Krause tells ESPN that Jackson only became the president of the Knicks for the paychecks.
“I’m not surprised at all,” Krause told ESPN. “I knew Phil had a bad ballclub. If [James] Dolan offered him $2 million a year or even $5 million, he wouldn’t have taken it. But $12 million is overwhelming. Phil didn’t take the job because he thought he had a playoff club. He took the job for the money.”
A league executive told ESPN that Jackson should have stepped in and forced Carmelo Anthony to have his season-ending knee surgery months ago.
Krause said he went through a similar experience in Chicago with Michael Jordan.
Back in the pre-Jackson days in Chicago, after a young Jordan broke his foot early in the 1985-86 season, Krause and owner Jerry Reinsdorf fought hard to keep the second-year shooting guard off the floor. Jordan missed 64 games before returning in mid-March on a tight minutes restriction.
“Michael wanted to keep playing, and we had some heated arguments about it,” Krause recalled. “Michael knew his body probably better than any athlete I’ve ever known, but we had five doctors saying he shouldn’t play and so we wouldn’t allow it. We had to protect the player.
“Carmelo is a veteran who knows his body, but Phil should have the final authority. When you delay the surgery like this, the doctors had better do a hell of a job. If the player comes out of it and he’s not the same, then you’ve really got a problem.”

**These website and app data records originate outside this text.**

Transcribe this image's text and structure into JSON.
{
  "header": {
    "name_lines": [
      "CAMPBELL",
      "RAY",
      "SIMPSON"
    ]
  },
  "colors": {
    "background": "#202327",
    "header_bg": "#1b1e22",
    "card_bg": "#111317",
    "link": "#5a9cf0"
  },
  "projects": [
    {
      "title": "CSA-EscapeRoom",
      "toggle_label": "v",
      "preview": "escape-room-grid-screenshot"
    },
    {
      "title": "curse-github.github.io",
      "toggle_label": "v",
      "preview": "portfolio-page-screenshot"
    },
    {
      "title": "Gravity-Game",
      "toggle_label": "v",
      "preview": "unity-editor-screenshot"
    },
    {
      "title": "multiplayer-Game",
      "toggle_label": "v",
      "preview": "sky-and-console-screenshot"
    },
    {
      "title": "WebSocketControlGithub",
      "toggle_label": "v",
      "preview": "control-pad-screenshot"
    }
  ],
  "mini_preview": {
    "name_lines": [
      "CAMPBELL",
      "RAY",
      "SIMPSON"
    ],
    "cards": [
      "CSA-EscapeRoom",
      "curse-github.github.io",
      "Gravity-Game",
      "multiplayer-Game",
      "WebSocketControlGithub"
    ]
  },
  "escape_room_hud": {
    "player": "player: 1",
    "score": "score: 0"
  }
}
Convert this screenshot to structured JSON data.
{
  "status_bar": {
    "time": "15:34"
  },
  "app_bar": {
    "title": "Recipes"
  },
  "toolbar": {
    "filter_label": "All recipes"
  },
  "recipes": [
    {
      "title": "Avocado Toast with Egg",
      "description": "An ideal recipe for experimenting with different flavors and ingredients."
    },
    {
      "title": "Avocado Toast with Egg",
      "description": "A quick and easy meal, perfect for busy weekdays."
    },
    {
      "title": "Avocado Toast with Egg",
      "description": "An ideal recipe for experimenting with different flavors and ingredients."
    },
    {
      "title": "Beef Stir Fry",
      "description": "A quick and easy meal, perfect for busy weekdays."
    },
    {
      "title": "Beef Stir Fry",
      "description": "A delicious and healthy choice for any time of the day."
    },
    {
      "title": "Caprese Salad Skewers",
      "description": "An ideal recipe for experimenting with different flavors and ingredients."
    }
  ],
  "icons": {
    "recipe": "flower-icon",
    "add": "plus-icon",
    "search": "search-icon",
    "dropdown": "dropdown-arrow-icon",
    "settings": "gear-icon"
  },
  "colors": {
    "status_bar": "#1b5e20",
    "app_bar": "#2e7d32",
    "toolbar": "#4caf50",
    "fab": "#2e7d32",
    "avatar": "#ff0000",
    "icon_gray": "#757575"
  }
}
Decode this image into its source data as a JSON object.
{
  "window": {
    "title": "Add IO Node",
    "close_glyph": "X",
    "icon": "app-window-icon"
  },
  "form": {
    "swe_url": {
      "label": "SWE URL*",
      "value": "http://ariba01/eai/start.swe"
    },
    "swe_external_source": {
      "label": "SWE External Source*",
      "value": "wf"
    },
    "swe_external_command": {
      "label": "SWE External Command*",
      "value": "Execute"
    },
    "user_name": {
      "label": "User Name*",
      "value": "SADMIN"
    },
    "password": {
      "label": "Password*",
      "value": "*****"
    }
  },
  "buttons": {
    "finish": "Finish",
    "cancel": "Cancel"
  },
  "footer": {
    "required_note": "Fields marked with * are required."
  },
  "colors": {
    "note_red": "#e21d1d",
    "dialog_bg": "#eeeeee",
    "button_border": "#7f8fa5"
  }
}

A reconciliation between the former Bulls colleagues doesn’t seem to be on the horizon.